• Institutional Support (e.g. governance/authentication of students/copyright ownership of course materials/defined the value of distance learning).
• Technology Support (e.g. documented technology plan including electronic security / reliable delivery systems with measurable operational metrics / backup / support for staff / students).
• Course Delivery and Instructional Design (e.g. minimum standards guidelines / regular reviews / measurable learning objectives / consistency / engagement / continuous improvement).
• Course Structure (e.g. comprehensive detail provided / access to library and learning resources / expectations explained and widely available / special needs support / peer-to-peer collaboration resources / open access to all materials).
• Teaching and Learning (e.g. student-to-student and student-to-instructor interaction / timely comprehensive feedback / library support and research / strategies to provide presence).
• Social and Student Engagement (e.g. interaction between students).

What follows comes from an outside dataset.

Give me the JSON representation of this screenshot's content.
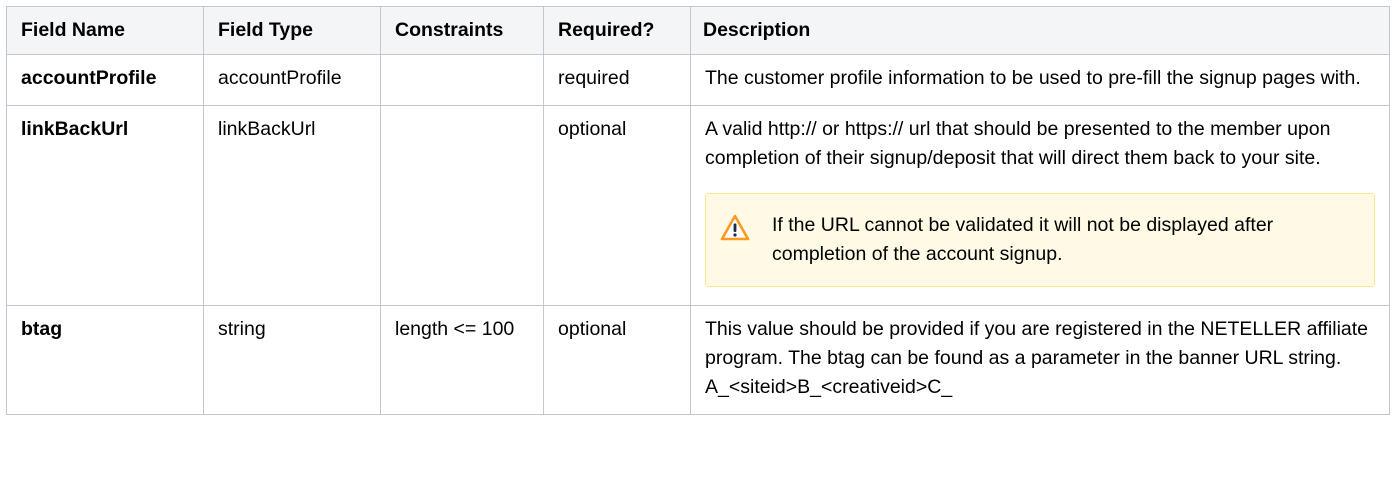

• Faculty Support (e.g. assistance with transition to online / instructors are keen about online instruction / legal and ethical training / professional development).
• Student support (e.g. suitability review for online education / detailed course information before commencement / training and support in use of online systems / academic and career counseling / encouragement of student engagement).
• Evaluation and Assessment (e.g. continuous program assessment / continuous assessment of course / recruitment and retention assessment / faculty performance review).
A detailed assessment matrix is available as listed in the references.
Key Points and Applications
The following are the key points and applications from this chapter entitled: Assessment and Evaluation of Students and Online Learning Programs.
1. Formative assessments provide greater gains in learning than merely only summative assessments.
2. Some advantages of online quizzes:
• Quick and easy access.
• Instantaneous feedback.
• Ability to reuse quizzes.
• Possibility of multiple attempts.
3. Online assessment combined with instructor-led sessions can be particularly powerful.
4. There are major concerns with weak validity with e-assessments not validly assessing the skills being tested and a weak linkage between required learning outcomes and assessment. This can be dealt with by establishing a strong relationship between the instructor and student over many elements of assessment and thus to authenticate the work this way.
5. Pre-session quizzes are good to test knowledge and comprehension and to undertake application, analysis, synthesis, and evaluation activities in a classroom setting.
6. Open book assessments are gaining considerable traction (“Honest, open book, open mind”)
7. The following issues need to be dealt with in an online examination environment:
• Security: Test on concepts rather than regurgitating materials.
• Interactivity: Live tests are preferred to online ones.
• Equity: For random questions; it is important that they are all at a similar level.
• Hands-on labs: Physical demonstrations of working with lab software/equipment is preferred and this may be dealt with by using screen capturing software.
• Team work assessment: Working in teams should be assessed as this is a key activity of engineers and scientists.
8. Some suggestions to minimise plagiarism:
• Set clear expectations of the student.
• Ensure that the instructor is a good role model.
• Provide students with checking tools.
• Ensure zero tolerance for plagiarism.
9. Consider use of proctoring software to allow remote testing of a student’s knowledge.
10. Key elements of assessing online programs:
• Instructional Design.
• Content that is interactive and engaging.
• Authentic hands-on and experiential work.
• Computer and software compatibility.
• Navigation and road map around the course.
• Audit trail.
• Track record (in terms of gaining knowledge and expertise).
• Further improvements feedback.
11. Balanced Scorecard approach in assessing quality of a program includes:
• Customer Satisfaction (Student feedback, Faculty feedback, Number of graduates, Average course completion time).
• Internal processes (number of online courses, number of videoconferencing courses).
• Visibility (number of hits on website, total amount of publicity).